◆ WORK TO BE COMPLETED ◆
Skip the pictures. Repeat everything else in the records word for word.

━━━━━ DATA FOR PROCESSING ━━━━━

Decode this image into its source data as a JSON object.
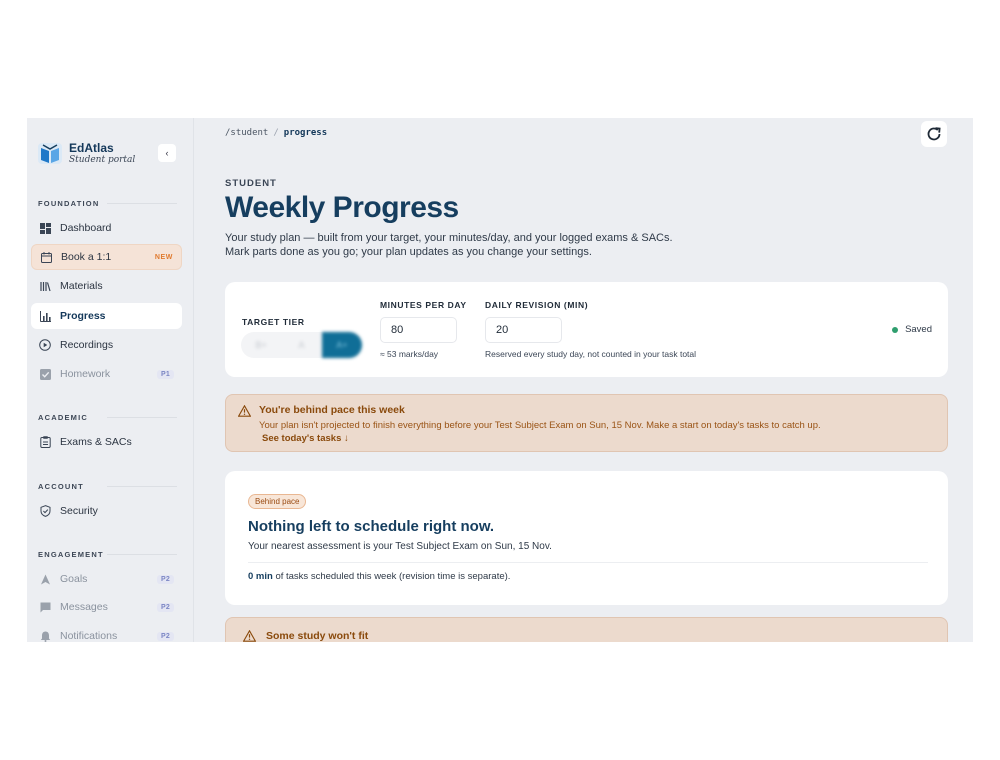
{
  "brand": {
    "name": "EdAtlas",
    "subtitle": "Student portal"
  },
  "sidebar": {
    "collapse_icon": "‹",
    "sections": {
      "foundation": "FOUNDATION",
      "academic": "ACADEMIC",
      "account": "ACCOUNT",
      "engagement": "ENGAGEMENT"
    },
    "items": {
      "dashboard": {
        "label": "Dashboard"
      },
      "book": {
        "label": "Book a 1:1",
        "badge": "NEW"
      },
      "materials": {
        "label": "Materials"
      },
      "progress": {
        "label": "Progress"
      },
      "recordings": {
        "label": "Recordings"
      },
      "homework": {
        "label": "Homework",
        "badge": "P1"
      },
      "exams": {
        "label": "Exams & SACs"
      },
      "security": {
        "label": "Security"
      },
      "goals": {
        "label": "Goals",
        "badge": "P2"
      },
      "messages": {
        "label": "Messages",
        "badge": "P2"
      },
      "notifications": {
        "label": "Notifications",
        "badge": "P2"
      }
    }
  },
  "breadcrumb": {
    "root": "/student",
    "separator": "/",
    "current": "progress"
  },
  "header": {
    "eyebrow": "STUDENT",
    "title": "Weekly Progress",
    "intro_line1": "Your study plan — built from your target, your minutes/day, and your logged exams & SACs.",
    "intro_line2": "Mark parts done as you go; your plan updates as you change your settings."
  },
  "settings": {
    "target_tier_label": "TARGET TIER",
    "tiers": [
      "B+",
      "A",
      "A+"
    ],
    "minutes_label": "MINUTES PER DAY",
    "minutes_value": "80",
    "minutes_hint": "≈ 53 marks/day",
    "revision_label": "DAILY REVISION (MIN)",
    "revision_value": "20",
    "revision_hint": "Reserved every study day, not counted in your task total",
    "saved_label": "Saved"
  },
  "alert_behind": {
    "title": "You're behind pace this week",
    "body": "Your plan isn't projected to finish everything before your Test Subject Exam on Sun, 15 Nov. Make a start on today's tasks to catch up.",
    "link": "See today's tasks ↓"
  },
  "status": {
    "pill": "Behind pace",
    "title": "Nothing left to schedule right now.",
    "subtitle": "Your nearest assessment is your Test Subject Exam on Sun, 15 Nov.",
    "minutes": "0 min",
    "minutes_note": " of tasks scheduled this week (revision time is separate)."
  },
  "alert_fit": {
    "title": "Some study won't fit"
  },
  "colors": {
    "brand": "#163e5f",
    "accent": "#106e97",
    "warning_bg": "#ecdacd",
    "warning_text": "#8a4a0c",
    "saved_dot": "#2f9e6e"
  }
}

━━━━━

◆ EXERCISE SOLUTION ◆
Decode this image into its source data as a JSON object.
{
  "brand": {
    "name": "EdAtlas",
    "subtitle": "Student portal"
  },
  "sidebar": {
    "collapse_icon": "‹",
    "sections": {
      "foundation": "FOUNDATION",
      "academic": "ACADEMIC",
      "account": "ACCOUNT",
      "engagement": "ENGAGEMENT"
    },
    "items": {
      "dashboard": {
        "label": "Dashboard"
      },
      "book": {
        "label": "Book a 1:1",
        "badge": "NEW"
      },
      "materials": {
        "label": "Materials"
      },
      "progress": {
        "label": "Progress"
      },
      "recordings": {
        "label": "Recordings"
      },
      "homework": {
        "label": "Homework",
        "badge": "P1"
      },
      "exams": {
        "label": "Exams & SACs"
      },
      "security": {
        "label": "Security"
      },
      "goals": {
        "label": "Goals",
        "badge": "P2"
      },
      "messages": {
        "label": "Messages",
        "badge": "P2"
      },
      "notifications": {
        "label": "Notifications",
        "badge": "P2"
      }
    }
  },
  "breadcrumb": {
    "root": "/student",
    "separator": "/",
    "current": "progress"
  },
  "header": {
    "eyebrow": "STUDENT",
    "title": "Weekly Progress",
    "intro_line1": "Your study plan — built from your target, your minutes/day, and your logged exams & SACs.",
    "intro_line2": "Mark parts done as you go; your plan updates as you change your settings."
  },
  "settings": {
    "target_tier_label": "TARGET TIER",
    "tiers": [
      "B+",
      "A",
      "A+"
    ],
    "minutes_label": "MINUTES PER DAY",
    "minutes_value": "80",
    "minutes_hint": "≈ 53 marks/day",
    "revision_label": "DAILY REVISION (MIN)",
    "revision_value": "20",
    "revision_hint": "Reserved every study day, not counted in your task total",
    "saved_label": "Saved"
  },
  "alert_behind": {
    "title": "You're behind pace this week",
    "body": "Your plan isn't projected to finish everything before your Test Subject Exam on Sun, 15 Nov. Make a start on today's tasks to catch up.",
    "link": "See today's tasks ↓"
  },
  "status": {
    "pill": "Behind pace",
    "title": "Nothing left to schedule right now.",
    "subtitle": "Your nearest assessment is your Test Subject Exam on Sun, 15 Nov.",
    "minutes": "0 min",
    "minutes_note": " of tasks scheduled this week (revision time is separate)."
  },
  "alert_fit": {
    "title": "Some study won't fit"
  },
  "colors": {
    "brand": "#163e5f",
    "accent": "#106e97",
    "warning_bg": "#ecdacd",
    "warning_text": "#8a4a0c",
    "saved_dot": "#2f9e6e"
  }
}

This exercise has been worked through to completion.